There are umpteen operas based more or less closely on the legends surrounding Medea, Jason, the Golden Fleece and the events afterwards in Corinth. Marc-Antoine Charpentier’s 1693 version to a libretto by Corneille deals with the events in Corinth subsequent to Jason and Medea’s return with the fleece. The plot, in essentials, is simplicity itself. Jason is scheming to secure his future, and that of his children, by ditching Médée and marrying the king’s daughter Créuse. Médée is not having this and wreaks revenge on just about everybody else in the piece. Somehow Charpentier and Corneille string this out over five acts and the obligatory prologue glorifying Louis XIV, wisely omitted by director Marshall Pynkoski.
Opera Atelier has announced its 2016/17 season. The fall production will be Purcell’s Dido and Aeneas. It isn’t clear whether this is a new production or a revival. The company has done the piece before; at the MacMillan Theatre in 1989 and 1994, in 2005 at the Elgin and in sundry tour venues. It’s not paired with anything so it’s either a very short show or there is a lot of interpolated dance. Wallis Giunta and Chris Enns play the lovers with a supporting cast that includes Meghan Lindsay, Laura Pudwell, Ellen McAteer, Karine White and Cory Knight. Nice to see Karine getting a chance on a professional stage. There are six shows at the Elgin between October 20 and 29, 2016.

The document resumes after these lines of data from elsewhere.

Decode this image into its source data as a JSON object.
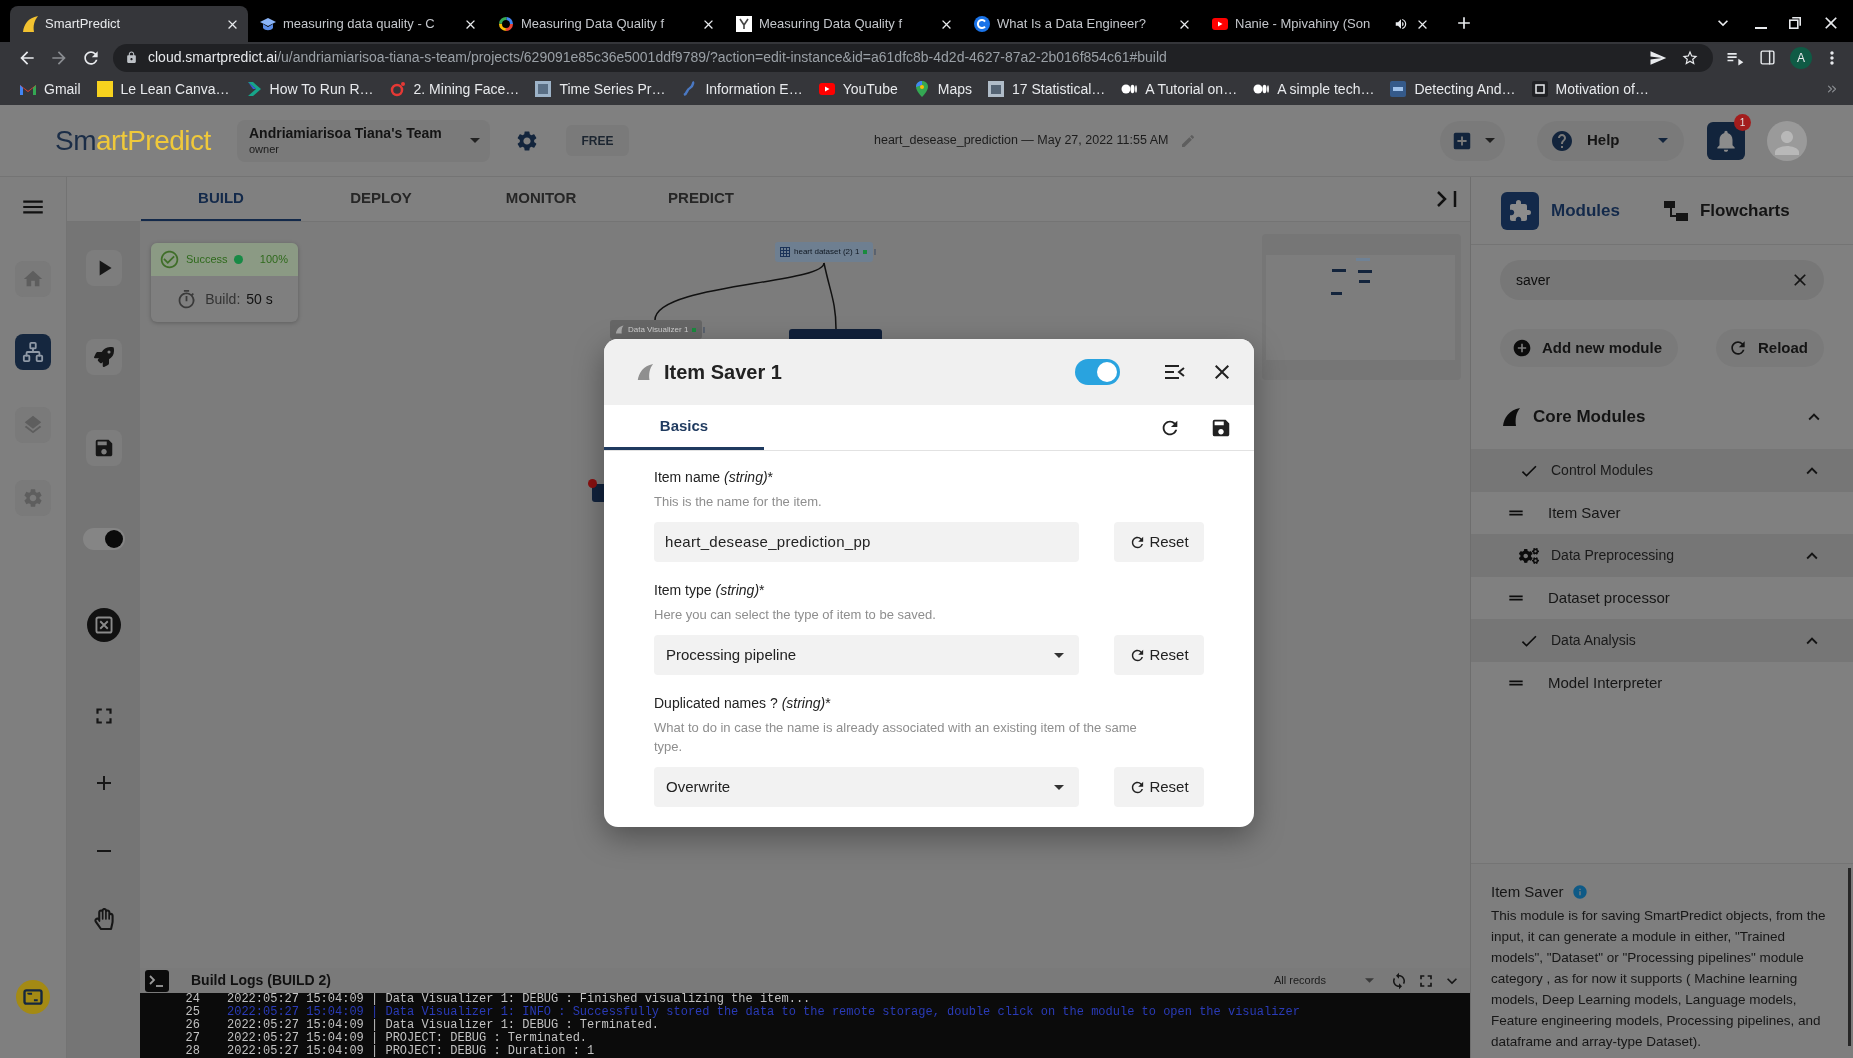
{
  "browser": {
    "tabs": [
      {
        "title": "SmartPredict",
        "selected": true,
        "audio": false
      },
      {
        "title": "measuring data quality - C",
        "selected": false,
        "audio": false
      },
      {
        "title": "Measuring Data Quality f",
        "selected": false,
        "audio": false
      },
      {
        "title": "Measuring Data Quality f",
        "selected": false,
        "audio": false
      },
      {
        "title": "What Is a Data Engineer?",
        "selected": false,
        "audio": false
      },
      {
        "title": "Nanie - Mpivahiny (Son",
        "selected": false,
        "audio": true
      }
    ],
    "url": {
      "host": "cloud.smartpredict.ai",
      "path": "/u/andriamiarisoa-tiana-s-team/projects/629091e85c36e5001ddf9789/?action=edit-instance&id=a61dfc8b-4d2d-4627-87a2-2b016f854c61#build"
    },
    "profile": "A",
    "bookmarks": [
      "Gmail",
      "Le Lean Canva…",
      "How To Run R…",
      "2. Mining Face…",
      "Time Series Pr…",
      "Information E…",
      "YouTube",
      "Maps",
      "17 Statistical…",
      "A Tutorial on…",
      "A simple tech…",
      "Detecting And…",
      "Motivation of…"
    ]
  },
  "header": {
    "logo": [
      "Sm",
      "artPredict"
    ],
    "team": {
      "name": "Andriamiarisoa Tiana's Team",
      "role": "owner"
    },
    "plan": "FREE",
    "project": "heart_desease_prediction — May 27, 2022 11:55 AM",
    "help": "Help",
    "notifications": "1"
  },
  "nav": [
    {
      "selected": false
    },
    {
      "selected": true
    },
    {
      "selected": false
    },
    {
      "selected": false
    }
  ],
  "tabs": [
    {
      "label": "BUILD",
      "selected": true
    },
    {
      "label": "DEPLOY",
      "selected": false
    },
    {
      "label": "MONITOR",
      "selected": false
    },
    {
      "label": "PREDICT",
      "selected": false
    }
  ],
  "tools": {
    "switch_on": true
  },
  "build": {
    "status": "Success",
    "percent": "100%",
    "label": "Build:",
    "duration": "50 s"
  },
  "canvas": {
    "nodes": [
      {
        "label": "heart dataset (2) 1",
        "kind": "dataset"
      },
      {
        "label": "Data Visualizer 1",
        "kind": "module"
      }
    ]
  },
  "modal": {
    "title": "Item Saver 1",
    "enabled": true,
    "tabs": [
      {
        "label": "Basics",
        "selected": true
      }
    ],
    "fields": [
      {
        "label": "Item name",
        "type": "(string)",
        "suffix": "*",
        "hint": "This is the name for the item.",
        "kind": "text",
        "value": "heart_desease_prediction_pp",
        "reset": "Reset"
      },
      {
        "label": "Item type",
        "type": "(string)",
        "suffix": "*",
        "hint": "Here you can select the type of item to be saved.",
        "kind": "select",
        "value": "Processing pipeline",
        "reset": "Reset"
      },
      {
        "label": "Duplicated names ?",
        "type": "(string)",
        "suffix": "*",
        "hint": "What to do in case the name is already associated with an existing item of the same type.",
        "kind": "select",
        "value": "Overwrite",
        "reset": "Reset"
      }
    ]
  },
  "panel": {
    "tabs": [
      {
        "label": "Modules",
        "selected": true
      },
      {
        "label": "Flowcharts",
        "selected": false
      }
    ],
    "search": {
      "value": "saver"
    },
    "actions": [
      {
        "label": "Add new module",
        "kind": "add"
      },
      {
        "label": "Reload",
        "kind": "reload"
      }
    ],
    "tree": [
      {
        "label": "Core Modules",
        "expanded": true,
        "children": [
          {
            "label": "Control Modules",
            "kind": "check",
            "expanded": true,
            "children": [
              {
                "label": "Item Saver"
              }
            ]
          },
          {
            "label": "Data Preprocessing",
            "kind": "gears",
            "expanded": true,
            "children": [
              {
                "label": "Dataset processor"
              }
            ]
          },
          {
            "label": "Data Analysis",
            "kind": "check",
            "expanded": true,
            "children": [
              {
                "label": "Model Interpreter"
              }
            ]
          }
        ]
      }
    ],
    "description": {
      "title": "Item Saver",
      "text": "This module is for saving SmartPredict objects, from the input, it can generate a module in either, \"Trained models\", \"Dataset\" or \"Processing pipelines\" module category , as for now it supports ( Machine learning models, Deep Learning models, Language models, Feature engineering models, Processing pipelines, and dataframe and array-type Dataset)."
    }
  },
  "logs": {
    "title": "Build Logs (BUILD 2)",
    "filter": "All records",
    "lines": [
      {
        "number": "24",
        "kind": "debug",
        "text": "2022:05:27 15:04:09 | Data Visualizer 1: DEBUG : Finished visualizing the item..."
      },
      {
        "number": "25",
        "kind": "info",
        "text": "2022:05:27 15:04:09 | Data Visualizer 1: INFO : Successfully stored the data to the remote storage, double click on the module to open the visualizer"
      },
      {
        "number": "26",
        "kind": "debug",
        "text": "2022:05:27 15:04:09 | Data Visualizer 1: DEBUG : Terminated."
      },
      {
        "number": "27",
        "kind": "debug",
        "text": "2022:05:27 15:04:09 | PROJECT: DEBUG : Terminated."
      },
      {
        "number": "28",
        "kind": "debug",
        "text": "2022:05:27 15:04:09 | PROJECT: DEBUG : Duration : 1"
      }
    ]
  }
}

Last night’s TSO concert was pretty satisfying. It kicked off with The Dance of the Seven Veils from Salome. I don’t think I’ve ever really listened to this without visuals before so that was interesting. I thought Michael Sanderling did a good job of maintaining clarity while building towards the big climax. For the rest of the program the orchestra was joined by Simone Osborne. We got some “lollipops” in the first half. The Song to the Moon from Rusalka, Depuis le jour from Louise and, unannounced, Vilja from The Merry Widow. Lovely singing, here sensitively accompanied by Sanderling and the orchestra. Simone was clearly audible throughout which doesn’t always happen at Roy Thomson Hall.

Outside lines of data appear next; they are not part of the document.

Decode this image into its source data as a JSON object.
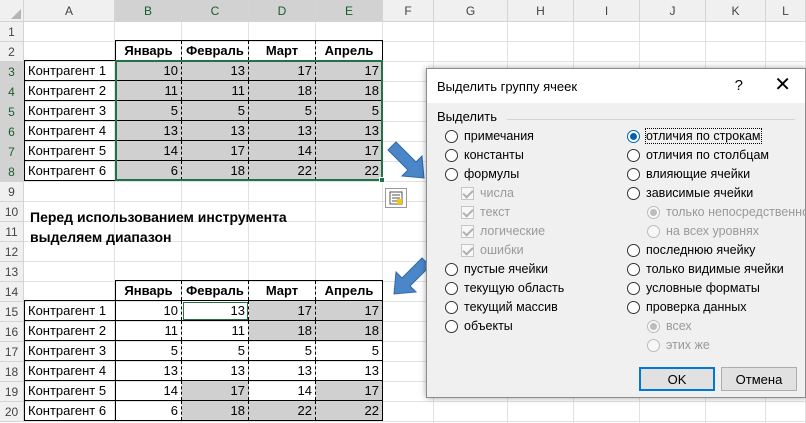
{
  "columns": [
    "A",
    "B",
    "C",
    "D",
    "E",
    "F",
    "G",
    "H",
    "I",
    "J",
    "K",
    "L"
  ],
  "rows": [
    "1",
    "2",
    "3",
    "4",
    "5",
    "6",
    "7",
    "8",
    "9",
    "10",
    "11",
    "12",
    "13",
    "14",
    "15",
    "16",
    "17",
    "18",
    "19",
    "20"
  ],
  "table1": {
    "headers": [
      "Январь",
      "Февраль",
      "Март",
      "Апрель"
    ],
    "rows": [
      {
        "label": "Контрагент 1",
        "values": [
          "10",
          "13",
          "17",
          "17"
        ]
      },
      {
        "label": "Контрагент 2",
        "values": [
          "11",
          "11",
          "18",
          "18"
        ]
      },
      {
        "label": "Контрагент 3",
        "values": [
          "5",
          "5",
          "5",
          "5"
        ]
      },
      {
        "label": "Контрагент 4",
        "values": [
          "13",
          "13",
          "13",
          "13"
        ]
      },
      {
        "label": "Контрагент 5",
        "values": [
          "14",
          "17",
          "14",
          "17"
        ]
      },
      {
        "label": "Контрагент 6",
        "values": [
          "6",
          "18",
          "22",
          "22"
        ]
      }
    ]
  },
  "note": {
    "line1": "Перед использованием инструмента",
    "line2": "выделяем диапазон"
  },
  "table2": {
    "headers": [
      "Январь",
      "Февраль",
      "Март",
      "Апрель"
    ],
    "rows": [
      {
        "label": "Контрагент 1",
        "values": [
          "10",
          "13",
          "17",
          "17"
        ]
      },
      {
        "label": "Контрагент 2",
        "values": [
          "11",
          "11",
          "18",
          "18"
        ]
      },
      {
        "label": "Контрагент 3",
        "values": [
          "5",
          "5",
          "5",
          "5"
        ]
      },
      {
        "label": "Контрагент 4",
        "values": [
          "13",
          "13",
          "13",
          "13"
        ]
      },
      {
        "label": "Контрагент 5",
        "values": [
          "14",
          "17",
          "14",
          "17"
        ]
      },
      {
        "label": "Контрагент 6",
        "values": [
          "6",
          "18",
          "22",
          "22"
        ]
      }
    ]
  },
  "dialog": {
    "title": "Выделить группу ячеек",
    "help": "?",
    "close": "✕",
    "group_label": "Выделить",
    "left_options": [
      {
        "label": "примечания",
        "type": "radio",
        "selected": false,
        "enabled": true
      },
      {
        "label": "константы",
        "type": "radio",
        "selected": false,
        "enabled": true
      },
      {
        "label": "формулы",
        "type": "radio",
        "selected": false,
        "enabled": true
      },
      {
        "label": "числа",
        "type": "check",
        "selected": true,
        "enabled": false
      },
      {
        "label": "текст",
        "type": "check",
        "selected": true,
        "enabled": false
      },
      {
        "label": "логические",
        "type": "check",
        "selected": true,
        "enabled": false
      },
      {
        "label": "ошибки",
        "type": "check",
        "selected": true,
        "enabled": false
      },
      {
        "label": "пустые ячейки",
        "type": "radio",
        "selected": false,
        "enabled": true
      },
      {
        "label": "текущую область",
        "type": "radio",
        "selected": false,
        "enabled": true
      },
      {
        "label": "текущий массив",
        "type": "radio",
        "selected": false,
        "enabled": true
      },
      {
        "label": "объекты",
        "type": "radio",
        "selected": false,
        "enabled": true
      }
    ],
    "right_options": [
      {
        "label": "отличия по строкам",
        "type": "radio",
        "selected": true,
        "enabled": true
      },
      {
        "label": "отличия по столбцам",
        "type": "radio",
        "selected": false,
        "enabled": true
      },
      {
        "label": "влияющие ячейки",
        "type": "radio",
        "selected": false,
        "enabled": true
      },
      {
        "label": "зависимые ячейки",
        "type": "radio",
        "selected": false,
        "enabled": true
      },
      {
        "label": "только непосредственно",
        "type": "radio",
        "selected": true,
        "enabled": false
      },
      {
        "label": "на всех уровнях",
        "type": "radio",
        "selected": false,
        "enabled": false
      },
      {
        "label": "последнюю ячейку",
        "type": "radio",
        "selected": false,
        "enabled": true
      },
      {
        "label": "только видимые ячейки",
        "type": "radio",
        "selected": false,
        "enabled": true
      },
      {
        "label": "условные форматы",
        "type": "radio",
        "selected": false,
        "enabled": true
      },
      {
        "label": "проверка данных",
        "type": "radio",
        "selected": false,
        "enabled": true
      },
      {
        "label": "всех",
        "type": "radio",
        "selected": true,
        "enabled": false
      },
      {
        "label": "этих же",
        "type": "radio",
        "selected": false,
        "enabled": false
      }
    ],
    "ok": "OK",
    "cancel": "Отмена"
  }
}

For those of you who won’t be glued to the underwater cycling at the Pan-Am games there is actually music on in Toronto over the summer. The tenth Toronto Summer Music Festival features a wide range of events in many genres. The ones likely to be of most interest to AR readers follow.
According to Schmopera, the line up for 2014/15 for the Voicebox: Opera in Concert season at the Jane Mallett Theatre will be Manuel de Falla’s La Vida Breve, Weill’s Street Scene, Charpentier’s Louise and the premier of Isis and Osiris by composer Peter-Anthony Togni with a libretto by Sharon Singer, both Canadians. The only one of these I’m at all familiar with is La Vida Breve, which is rather good (DVD review). However there’s plenty of information on Isis and Osiris available here and here. The latter link includes almost 18 minutes of music from the piece.
All in all, as one has come to expect from Voicebox, an interesting line up. More details here as they become available.